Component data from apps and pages
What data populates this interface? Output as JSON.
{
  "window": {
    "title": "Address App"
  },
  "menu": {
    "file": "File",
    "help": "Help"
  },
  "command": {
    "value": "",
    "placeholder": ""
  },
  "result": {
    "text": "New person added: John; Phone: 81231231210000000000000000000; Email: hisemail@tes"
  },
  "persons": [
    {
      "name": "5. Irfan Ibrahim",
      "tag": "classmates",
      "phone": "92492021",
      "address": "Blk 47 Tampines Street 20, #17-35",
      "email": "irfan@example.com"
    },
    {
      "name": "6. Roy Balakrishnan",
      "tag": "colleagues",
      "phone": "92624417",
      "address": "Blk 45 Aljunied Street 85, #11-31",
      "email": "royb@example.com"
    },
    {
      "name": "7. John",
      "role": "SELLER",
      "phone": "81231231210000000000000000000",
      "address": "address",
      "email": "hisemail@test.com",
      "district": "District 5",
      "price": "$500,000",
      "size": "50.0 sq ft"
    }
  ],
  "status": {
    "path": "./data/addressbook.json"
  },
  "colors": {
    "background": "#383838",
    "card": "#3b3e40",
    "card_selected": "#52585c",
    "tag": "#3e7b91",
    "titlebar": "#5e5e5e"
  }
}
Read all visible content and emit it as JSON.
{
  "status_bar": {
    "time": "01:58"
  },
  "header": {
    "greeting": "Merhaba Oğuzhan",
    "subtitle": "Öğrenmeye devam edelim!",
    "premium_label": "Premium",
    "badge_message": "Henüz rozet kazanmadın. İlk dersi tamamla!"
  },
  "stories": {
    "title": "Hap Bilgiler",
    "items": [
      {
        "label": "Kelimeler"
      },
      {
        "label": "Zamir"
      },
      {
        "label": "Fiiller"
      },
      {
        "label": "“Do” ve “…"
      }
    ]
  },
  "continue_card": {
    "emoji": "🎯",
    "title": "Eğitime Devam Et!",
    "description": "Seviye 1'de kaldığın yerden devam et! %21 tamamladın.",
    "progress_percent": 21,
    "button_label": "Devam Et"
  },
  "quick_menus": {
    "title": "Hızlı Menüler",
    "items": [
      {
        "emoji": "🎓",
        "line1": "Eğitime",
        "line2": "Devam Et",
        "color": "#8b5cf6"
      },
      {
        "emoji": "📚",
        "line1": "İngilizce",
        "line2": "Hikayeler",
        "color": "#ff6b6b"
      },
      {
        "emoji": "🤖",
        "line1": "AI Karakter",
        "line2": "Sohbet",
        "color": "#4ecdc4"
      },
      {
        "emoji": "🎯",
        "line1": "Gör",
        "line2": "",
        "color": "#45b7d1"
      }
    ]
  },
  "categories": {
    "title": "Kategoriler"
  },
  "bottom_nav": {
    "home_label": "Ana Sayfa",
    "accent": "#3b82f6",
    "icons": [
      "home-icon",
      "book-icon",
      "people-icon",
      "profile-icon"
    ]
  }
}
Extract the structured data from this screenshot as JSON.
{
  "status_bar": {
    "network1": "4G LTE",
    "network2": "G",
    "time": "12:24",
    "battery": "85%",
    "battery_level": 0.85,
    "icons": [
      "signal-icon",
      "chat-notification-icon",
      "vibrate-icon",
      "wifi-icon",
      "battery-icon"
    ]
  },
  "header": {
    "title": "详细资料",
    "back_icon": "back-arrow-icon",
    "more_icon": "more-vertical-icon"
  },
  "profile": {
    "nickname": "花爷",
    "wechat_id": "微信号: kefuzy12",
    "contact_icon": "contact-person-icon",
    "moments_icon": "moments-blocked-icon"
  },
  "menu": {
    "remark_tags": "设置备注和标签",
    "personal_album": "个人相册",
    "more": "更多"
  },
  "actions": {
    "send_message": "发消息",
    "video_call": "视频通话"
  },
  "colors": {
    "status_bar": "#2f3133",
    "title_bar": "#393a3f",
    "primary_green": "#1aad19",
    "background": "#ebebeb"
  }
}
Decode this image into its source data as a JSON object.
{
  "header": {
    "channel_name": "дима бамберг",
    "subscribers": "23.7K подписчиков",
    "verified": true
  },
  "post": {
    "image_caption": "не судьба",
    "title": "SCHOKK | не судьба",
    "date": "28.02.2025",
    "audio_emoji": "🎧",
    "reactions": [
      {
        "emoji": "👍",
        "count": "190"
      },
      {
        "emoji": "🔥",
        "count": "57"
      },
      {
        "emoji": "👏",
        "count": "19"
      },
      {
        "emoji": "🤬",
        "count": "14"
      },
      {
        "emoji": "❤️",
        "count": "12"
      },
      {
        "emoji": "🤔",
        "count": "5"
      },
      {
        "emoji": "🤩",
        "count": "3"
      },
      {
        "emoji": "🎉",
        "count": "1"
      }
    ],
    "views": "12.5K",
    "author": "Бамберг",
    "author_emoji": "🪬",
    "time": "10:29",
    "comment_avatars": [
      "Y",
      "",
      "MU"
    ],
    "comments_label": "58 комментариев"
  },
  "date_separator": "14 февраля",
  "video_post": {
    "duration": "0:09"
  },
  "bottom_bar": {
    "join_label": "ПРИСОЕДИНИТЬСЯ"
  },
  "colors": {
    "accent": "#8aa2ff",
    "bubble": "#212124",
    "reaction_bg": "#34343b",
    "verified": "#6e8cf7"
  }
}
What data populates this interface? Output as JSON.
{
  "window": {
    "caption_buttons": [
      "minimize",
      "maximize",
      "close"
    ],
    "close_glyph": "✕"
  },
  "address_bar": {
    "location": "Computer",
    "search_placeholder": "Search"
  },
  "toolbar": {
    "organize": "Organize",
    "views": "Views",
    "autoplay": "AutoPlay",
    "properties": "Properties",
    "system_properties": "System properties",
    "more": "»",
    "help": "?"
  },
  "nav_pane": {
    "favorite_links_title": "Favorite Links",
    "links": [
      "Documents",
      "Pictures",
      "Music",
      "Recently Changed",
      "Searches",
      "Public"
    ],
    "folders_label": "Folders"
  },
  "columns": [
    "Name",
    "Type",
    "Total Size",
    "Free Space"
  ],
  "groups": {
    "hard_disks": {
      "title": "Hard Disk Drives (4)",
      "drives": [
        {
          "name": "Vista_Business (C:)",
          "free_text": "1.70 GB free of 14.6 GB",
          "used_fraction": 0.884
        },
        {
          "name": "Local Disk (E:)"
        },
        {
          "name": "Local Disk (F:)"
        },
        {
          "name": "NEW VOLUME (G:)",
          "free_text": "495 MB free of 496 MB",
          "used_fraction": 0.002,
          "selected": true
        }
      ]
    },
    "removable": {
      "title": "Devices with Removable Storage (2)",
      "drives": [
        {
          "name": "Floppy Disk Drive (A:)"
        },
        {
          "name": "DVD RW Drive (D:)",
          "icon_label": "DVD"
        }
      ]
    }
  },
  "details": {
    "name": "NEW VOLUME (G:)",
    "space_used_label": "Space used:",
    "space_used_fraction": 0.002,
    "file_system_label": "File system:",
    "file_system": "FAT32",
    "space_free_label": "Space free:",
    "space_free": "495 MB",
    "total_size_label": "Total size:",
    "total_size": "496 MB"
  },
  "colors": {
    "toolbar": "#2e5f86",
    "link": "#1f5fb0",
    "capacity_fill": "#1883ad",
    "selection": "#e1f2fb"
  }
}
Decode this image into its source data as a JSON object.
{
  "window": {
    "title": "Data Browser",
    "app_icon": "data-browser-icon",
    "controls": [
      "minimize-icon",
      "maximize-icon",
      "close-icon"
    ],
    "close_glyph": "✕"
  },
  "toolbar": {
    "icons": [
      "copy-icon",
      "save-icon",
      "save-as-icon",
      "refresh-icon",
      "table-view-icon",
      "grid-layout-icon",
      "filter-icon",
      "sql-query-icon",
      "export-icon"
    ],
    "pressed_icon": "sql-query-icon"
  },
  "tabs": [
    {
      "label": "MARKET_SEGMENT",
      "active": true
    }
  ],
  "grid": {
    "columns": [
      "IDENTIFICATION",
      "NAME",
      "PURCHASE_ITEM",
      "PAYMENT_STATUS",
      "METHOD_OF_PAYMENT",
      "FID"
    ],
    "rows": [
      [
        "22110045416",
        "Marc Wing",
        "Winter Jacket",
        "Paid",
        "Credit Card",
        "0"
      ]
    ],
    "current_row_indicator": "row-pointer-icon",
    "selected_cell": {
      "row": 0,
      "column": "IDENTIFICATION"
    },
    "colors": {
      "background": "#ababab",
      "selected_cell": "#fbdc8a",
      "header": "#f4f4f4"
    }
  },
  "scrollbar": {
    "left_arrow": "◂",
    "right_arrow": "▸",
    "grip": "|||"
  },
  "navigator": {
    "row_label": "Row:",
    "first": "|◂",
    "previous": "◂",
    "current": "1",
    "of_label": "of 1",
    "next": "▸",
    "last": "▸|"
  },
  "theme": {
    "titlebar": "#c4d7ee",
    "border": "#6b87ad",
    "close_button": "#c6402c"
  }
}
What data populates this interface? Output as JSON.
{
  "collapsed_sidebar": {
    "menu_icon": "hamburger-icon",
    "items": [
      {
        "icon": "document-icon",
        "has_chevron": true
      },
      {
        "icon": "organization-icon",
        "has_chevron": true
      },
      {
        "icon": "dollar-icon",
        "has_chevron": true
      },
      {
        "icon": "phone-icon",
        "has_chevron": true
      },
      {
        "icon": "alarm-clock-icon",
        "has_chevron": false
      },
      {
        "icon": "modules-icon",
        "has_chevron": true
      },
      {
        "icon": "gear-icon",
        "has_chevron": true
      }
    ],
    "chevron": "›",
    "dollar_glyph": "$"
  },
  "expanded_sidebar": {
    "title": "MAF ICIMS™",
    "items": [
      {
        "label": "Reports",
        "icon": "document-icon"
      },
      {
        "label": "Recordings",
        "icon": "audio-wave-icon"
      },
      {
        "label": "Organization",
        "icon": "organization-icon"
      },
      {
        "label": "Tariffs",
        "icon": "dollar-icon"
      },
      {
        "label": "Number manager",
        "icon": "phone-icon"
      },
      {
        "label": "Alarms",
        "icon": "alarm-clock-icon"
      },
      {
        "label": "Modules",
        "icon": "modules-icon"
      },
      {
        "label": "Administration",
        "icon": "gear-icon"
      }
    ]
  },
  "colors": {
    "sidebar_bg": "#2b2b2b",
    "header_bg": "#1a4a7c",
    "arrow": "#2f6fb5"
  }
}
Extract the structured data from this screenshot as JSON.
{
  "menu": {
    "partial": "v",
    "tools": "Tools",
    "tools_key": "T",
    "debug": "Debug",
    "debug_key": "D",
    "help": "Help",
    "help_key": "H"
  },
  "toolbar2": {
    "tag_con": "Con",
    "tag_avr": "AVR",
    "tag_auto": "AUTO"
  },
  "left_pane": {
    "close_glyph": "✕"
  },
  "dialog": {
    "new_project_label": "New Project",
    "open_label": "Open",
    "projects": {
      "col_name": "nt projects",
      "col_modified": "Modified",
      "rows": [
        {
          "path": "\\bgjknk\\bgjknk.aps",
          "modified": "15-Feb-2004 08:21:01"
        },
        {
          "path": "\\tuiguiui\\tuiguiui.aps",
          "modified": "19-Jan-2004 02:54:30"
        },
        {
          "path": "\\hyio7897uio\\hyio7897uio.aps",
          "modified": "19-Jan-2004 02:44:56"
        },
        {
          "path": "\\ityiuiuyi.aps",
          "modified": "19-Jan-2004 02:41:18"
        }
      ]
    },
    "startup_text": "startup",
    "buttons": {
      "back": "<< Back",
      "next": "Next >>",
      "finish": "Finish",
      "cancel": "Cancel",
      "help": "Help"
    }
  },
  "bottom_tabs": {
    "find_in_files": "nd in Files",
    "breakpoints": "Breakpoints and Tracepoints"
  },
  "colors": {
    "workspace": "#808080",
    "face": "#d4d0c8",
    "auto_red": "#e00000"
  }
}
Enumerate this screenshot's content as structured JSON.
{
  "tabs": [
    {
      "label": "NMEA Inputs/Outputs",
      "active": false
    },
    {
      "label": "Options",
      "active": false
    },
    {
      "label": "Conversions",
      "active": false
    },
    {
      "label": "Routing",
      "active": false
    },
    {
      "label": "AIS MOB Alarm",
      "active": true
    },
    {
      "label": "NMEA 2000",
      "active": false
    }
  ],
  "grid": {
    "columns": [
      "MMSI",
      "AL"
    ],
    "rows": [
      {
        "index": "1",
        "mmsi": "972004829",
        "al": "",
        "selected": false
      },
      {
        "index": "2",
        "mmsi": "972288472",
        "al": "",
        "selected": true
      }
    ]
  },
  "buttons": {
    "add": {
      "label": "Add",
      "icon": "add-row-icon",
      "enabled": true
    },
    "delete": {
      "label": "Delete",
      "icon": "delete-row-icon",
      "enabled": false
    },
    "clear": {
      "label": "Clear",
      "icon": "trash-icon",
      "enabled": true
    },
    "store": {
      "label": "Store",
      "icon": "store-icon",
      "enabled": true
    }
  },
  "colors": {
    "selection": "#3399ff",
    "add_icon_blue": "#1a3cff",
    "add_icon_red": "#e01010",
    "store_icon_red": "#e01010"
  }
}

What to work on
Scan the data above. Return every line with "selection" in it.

Result
    "selection": "#e1f2fb"
    "selection": "#3399ff",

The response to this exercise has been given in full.